Dataset excerpts
*** Block opens ***
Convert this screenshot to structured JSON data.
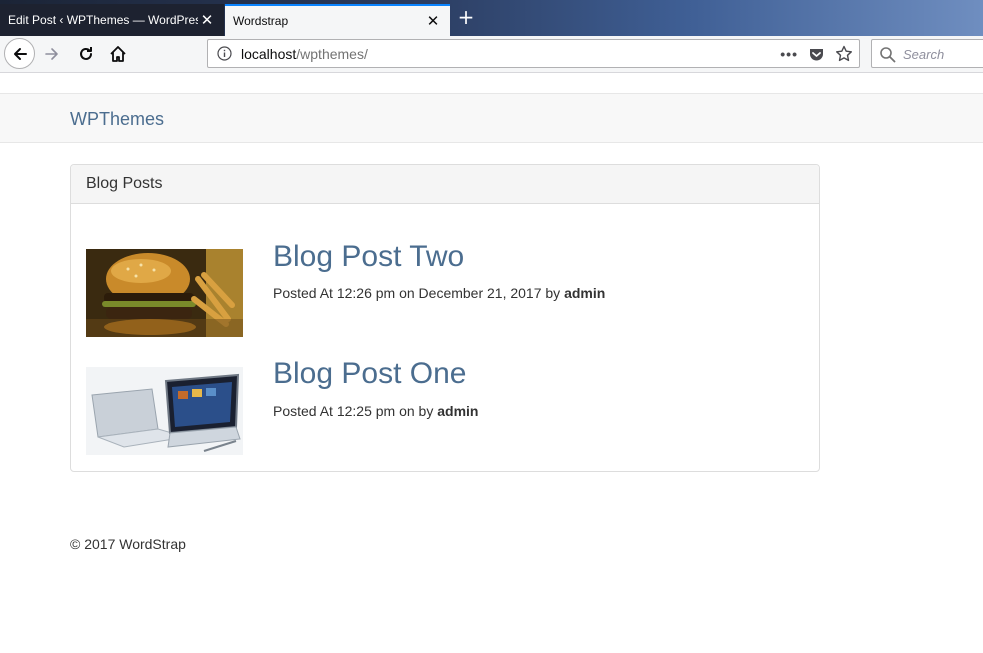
{
  "browser": {
    "tabs": [
      {
        "title": "Edit Post ‹ WPThemes — WordPress"
      },
      {
        "title": "Wordstrap"
      }
    ],
    "new_tab_symbol": "+",
    "url_host": "localhost",
    "url_path": "/wpthemes/",
    "url_more": "•••",
    "search_placeholder": "Search"
  },
  "site": {
    "brand": "WPThemes",
    "panel_title": "Blog Posts",
    "posts": [
      {
        "title": "Blog Post Two",
        "meta_prefix": "Posted At 12:26 pm on December 21, 2017 by ",
        "author": "admin",
        "thumbnail": "burger-image"
      },
      {
        "title": "Blog Post One",
        "meta_prefix": "Posted At 12:25 pm on by ",
        "author": "admin",
        "thumbnail": "laptop-image"
      }
    ],
    "footer": "© 2017 WordStrap"
  },
  "colors": {
    "link": "#4b6d8f",
    "tab_accent": "#0a84ff"
  }
}
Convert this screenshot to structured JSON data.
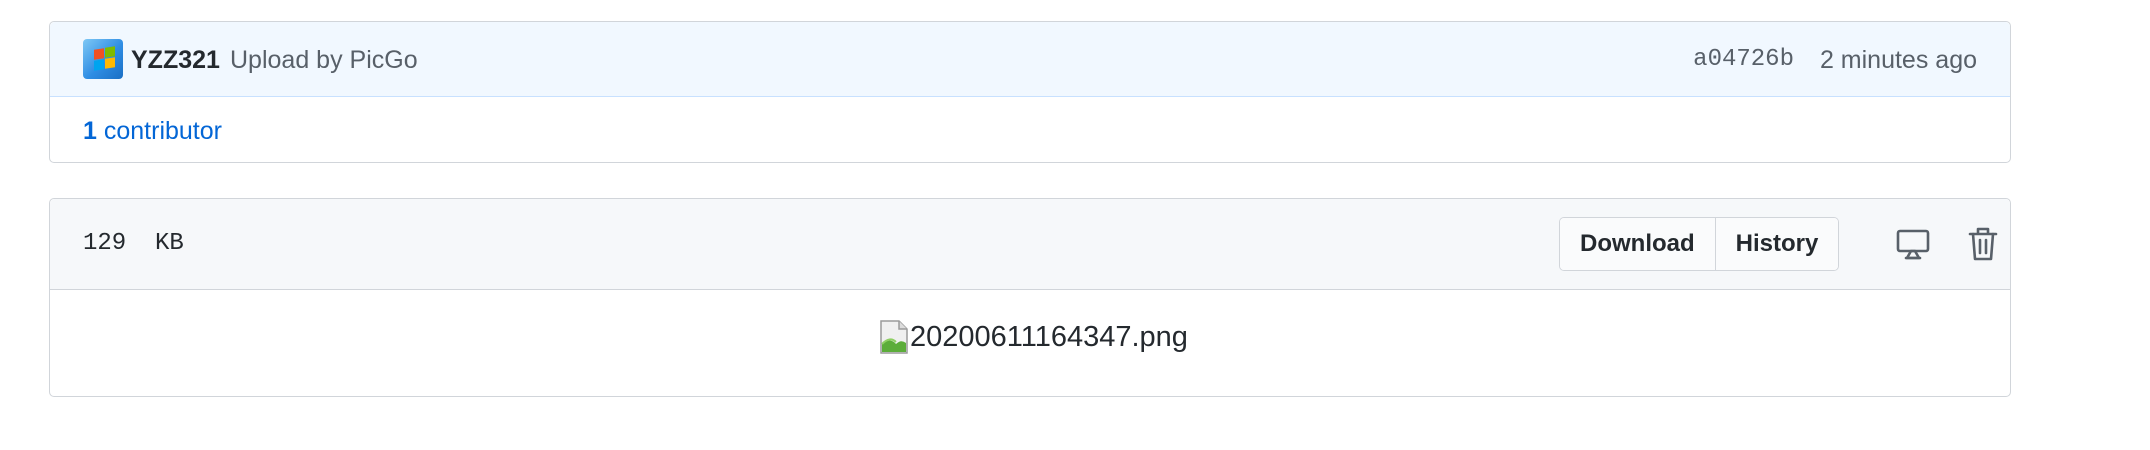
{
  "commit": {
    "author": "YZZ321",
    "message": "Upload by PicGo",
    "sha": "a04726b",
    "time": "2 minutes ago",
    "contributor_count": "1",
    "contributor_label": "contributor"
  },
  "file": {
    "size": "129  KB",
    "buttons": {
      "download": "Download",
      "history": "History"
    },
    "icons": {
      "display": "desktop-display-icon",
      "delete": "trash-icon"
    },
    "image_alt": "20200611164347.png"
  },
  "colors": {
    "link": "#0366d6",
    "commit_header_bg": "#f1f8ff",
    "file_header_bg": "#f6f8fa",
    "border": "#d1d5da",
    "muted_text": "#586069"
  }
}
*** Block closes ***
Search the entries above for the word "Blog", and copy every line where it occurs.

• **Exercise response**:
    "panel_title": "Blog Posts",
        "title": "Blog Post Two",
        "title": "Blog Post One",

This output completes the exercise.